A Vision of Britain Through Time - information about your home area from the 2001 census, and from each British census back to 1801. Presented both as maps of the whole country and as graphs showing change over time.
A digital library of medieval and modern sources of the history of the British Isles - British History Online. Notable sources include Journals of the House of Commons and House of Lords, Fasti Ecclesiae Anglicanae, and the Victoria County History. Added 10 Mar 2009.
An Encyclopaedia of British History: 1700-1950 - useful for seeing local events against a national perspective. Scroll down the introductory page on this site to see topics - Monarchy, Child Labour, The Railways, &c. Added 10 Mar 2009.
The Domesday Book Online "to enable visitors to find out the history of the Domesday Book and to give an insight into life at the time of its compilation". Note this site does not provide the original text, but does include a list settlements existing in 1086.
Mike Durtnall is providing a country-wide collection of Historical Manuscripts Pages recording details of deeds that have been offered for sale on eBay and in auction catalogues. In most cases whereabouts of the documents will be unknown, but sufficient details of the property involved and of buyers, sellers, mortages, &c. is provided to make them a useful research tool. Added 10 Mar 2009.
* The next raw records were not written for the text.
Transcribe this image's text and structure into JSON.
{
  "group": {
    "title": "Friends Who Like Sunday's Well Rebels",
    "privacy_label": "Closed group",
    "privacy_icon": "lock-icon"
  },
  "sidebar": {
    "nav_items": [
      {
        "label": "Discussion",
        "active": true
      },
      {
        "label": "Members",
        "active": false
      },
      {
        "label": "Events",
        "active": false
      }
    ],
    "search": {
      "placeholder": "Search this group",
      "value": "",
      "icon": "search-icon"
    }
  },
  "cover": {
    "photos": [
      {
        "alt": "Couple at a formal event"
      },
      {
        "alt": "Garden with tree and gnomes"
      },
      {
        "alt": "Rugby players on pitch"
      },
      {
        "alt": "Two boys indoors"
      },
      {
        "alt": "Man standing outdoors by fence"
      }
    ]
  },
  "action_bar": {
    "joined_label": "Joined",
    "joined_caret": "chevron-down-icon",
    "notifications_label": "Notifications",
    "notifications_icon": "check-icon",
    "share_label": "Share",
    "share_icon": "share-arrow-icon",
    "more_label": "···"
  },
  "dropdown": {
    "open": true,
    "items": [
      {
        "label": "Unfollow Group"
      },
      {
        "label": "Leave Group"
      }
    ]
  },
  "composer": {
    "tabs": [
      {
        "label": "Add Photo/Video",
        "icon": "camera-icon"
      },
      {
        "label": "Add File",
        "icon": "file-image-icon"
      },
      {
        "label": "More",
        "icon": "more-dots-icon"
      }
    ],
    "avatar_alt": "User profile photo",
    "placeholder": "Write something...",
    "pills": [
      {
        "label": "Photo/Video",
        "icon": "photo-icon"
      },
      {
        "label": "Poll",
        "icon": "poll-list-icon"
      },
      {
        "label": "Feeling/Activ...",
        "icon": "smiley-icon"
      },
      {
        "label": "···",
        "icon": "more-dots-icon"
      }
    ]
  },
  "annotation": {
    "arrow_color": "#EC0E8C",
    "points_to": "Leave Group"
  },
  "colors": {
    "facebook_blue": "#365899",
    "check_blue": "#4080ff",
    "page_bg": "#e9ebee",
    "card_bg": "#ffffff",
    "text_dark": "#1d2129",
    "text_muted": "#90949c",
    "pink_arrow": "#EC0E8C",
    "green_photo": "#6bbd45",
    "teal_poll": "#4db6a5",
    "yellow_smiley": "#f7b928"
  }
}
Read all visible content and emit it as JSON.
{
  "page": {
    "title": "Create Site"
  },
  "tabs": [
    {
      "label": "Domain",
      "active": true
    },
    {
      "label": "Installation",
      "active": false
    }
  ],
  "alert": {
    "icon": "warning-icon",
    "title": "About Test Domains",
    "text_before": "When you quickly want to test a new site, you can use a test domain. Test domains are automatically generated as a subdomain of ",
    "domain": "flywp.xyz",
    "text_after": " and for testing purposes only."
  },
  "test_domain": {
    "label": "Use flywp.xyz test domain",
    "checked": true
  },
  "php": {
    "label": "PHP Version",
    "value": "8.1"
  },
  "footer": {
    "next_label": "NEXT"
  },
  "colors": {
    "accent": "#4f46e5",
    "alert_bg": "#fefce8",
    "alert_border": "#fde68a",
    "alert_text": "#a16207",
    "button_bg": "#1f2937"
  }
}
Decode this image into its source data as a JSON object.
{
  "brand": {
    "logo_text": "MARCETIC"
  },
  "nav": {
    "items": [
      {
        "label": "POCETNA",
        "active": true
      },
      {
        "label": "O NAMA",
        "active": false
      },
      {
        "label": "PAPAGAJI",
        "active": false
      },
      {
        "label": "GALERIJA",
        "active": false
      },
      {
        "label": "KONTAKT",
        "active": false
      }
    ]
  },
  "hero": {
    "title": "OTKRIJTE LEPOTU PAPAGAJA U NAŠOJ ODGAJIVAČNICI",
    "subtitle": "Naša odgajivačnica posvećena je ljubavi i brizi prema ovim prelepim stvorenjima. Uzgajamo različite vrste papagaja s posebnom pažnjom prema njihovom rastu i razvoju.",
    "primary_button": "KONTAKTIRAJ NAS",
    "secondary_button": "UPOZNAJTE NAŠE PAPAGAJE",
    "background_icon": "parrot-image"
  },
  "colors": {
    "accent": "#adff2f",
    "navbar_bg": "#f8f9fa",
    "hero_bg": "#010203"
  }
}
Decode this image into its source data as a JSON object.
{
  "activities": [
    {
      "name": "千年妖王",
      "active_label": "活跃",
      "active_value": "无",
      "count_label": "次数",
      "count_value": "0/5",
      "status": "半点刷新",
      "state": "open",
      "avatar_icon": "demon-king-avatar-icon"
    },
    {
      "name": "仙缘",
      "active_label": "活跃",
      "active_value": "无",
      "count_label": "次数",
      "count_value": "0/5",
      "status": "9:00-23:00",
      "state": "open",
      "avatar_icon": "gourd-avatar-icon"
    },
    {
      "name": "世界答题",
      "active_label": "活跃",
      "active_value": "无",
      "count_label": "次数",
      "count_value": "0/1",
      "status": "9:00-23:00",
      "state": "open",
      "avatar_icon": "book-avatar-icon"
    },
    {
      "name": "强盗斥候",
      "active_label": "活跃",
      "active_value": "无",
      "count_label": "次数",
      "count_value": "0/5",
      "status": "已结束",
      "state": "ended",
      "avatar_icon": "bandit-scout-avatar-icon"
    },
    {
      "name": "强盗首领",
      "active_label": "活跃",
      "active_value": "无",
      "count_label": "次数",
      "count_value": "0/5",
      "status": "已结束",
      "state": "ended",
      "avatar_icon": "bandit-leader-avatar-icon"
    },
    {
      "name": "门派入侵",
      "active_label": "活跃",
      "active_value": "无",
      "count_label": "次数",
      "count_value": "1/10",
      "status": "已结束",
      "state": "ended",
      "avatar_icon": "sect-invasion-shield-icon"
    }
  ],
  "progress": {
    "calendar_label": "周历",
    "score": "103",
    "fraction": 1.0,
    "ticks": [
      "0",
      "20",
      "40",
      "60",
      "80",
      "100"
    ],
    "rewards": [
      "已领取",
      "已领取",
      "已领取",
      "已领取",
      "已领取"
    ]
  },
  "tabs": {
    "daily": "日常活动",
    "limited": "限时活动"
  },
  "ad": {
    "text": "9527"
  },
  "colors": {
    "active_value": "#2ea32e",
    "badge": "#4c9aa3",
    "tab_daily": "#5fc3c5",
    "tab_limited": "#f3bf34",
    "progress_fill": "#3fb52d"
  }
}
Pat Johnson has a large collection of original Family Deeds. Abstracts, with name and parish indexes are provided onsite, with transcriptions of the full documents available for a modest fee. In addtion, the original deed may also be available for purchase if required. Added 19 Sep 2007.
British History Online - Ordnance Survey 1:10,560 Maps - The County Series of Ordnance Survey maps for Great Britain. Begun in 1840, this is the first comprehensive historic mapping of England, Scotland and Wales.
The Old Maps web site has a wonderful series of 1:10,560 scale historical maps for the whole of the UK available on-line.
The above Genmaps Links pages lists Great Britain - Medieval Maps, which in turn provides several maps including an intriguing Ecclesiastical Map of the British Isles in the Middle Ages, which shows the principal Monasteries, demonstrating some of the earliest centres of habitation and influence.
Detailed Maps of the area you may be interested in Warwickshire are viewable at the UK Street Map Page. The site provides a most useful service, with superb address searching and street map facilities for anywhere in mainland Great Britain.
Medical Heritage of Great Britain, a site produced by the Bath & Wessex Medical History Group, providing detailed information on a county level of the history of medical treatments, and locations of some associated buildings.
Guildhall Library Manuscripts Section: Indexes to parish returns towards the rebuilding of St Paul's Cathedral, ca.1678, with their Library Reference numbers. The returns themselves, which need to be consulted by personal visit, promise to be useful, as a record of those individuals who contributed, and in a number of instances those who did not. A number of the returns indicate status of the contributors, e.g. widow, or servant.
The Newspaper Library at Colindale - latest information (October 2013) is that the BL is going to close Colindale, north London, in November 2013, moving the newspaper collection to a purpose-built Newspaper Storage Building (NSB) in Boston Spa, West Yorkshire. Newspapers will be viewable on film only at the British Library in a special reading room that is due to open in February 2014. A facility to order copies of newspapers that have not yet been digitised, on 48 hours notice, is planned from some date later in 2014. See the British Library's Newspaper Moves and Digitisation Project for up-to-date details of the changes.
Gazetteer of Markets and Fairs to 1516 was compiled by Dr Samantha Letters at the Centre for Metropolitan History, and is organised by county. It includes a brief summary of the early history of many large and small places, with details of markets and fairs and the people granted the right to hold them.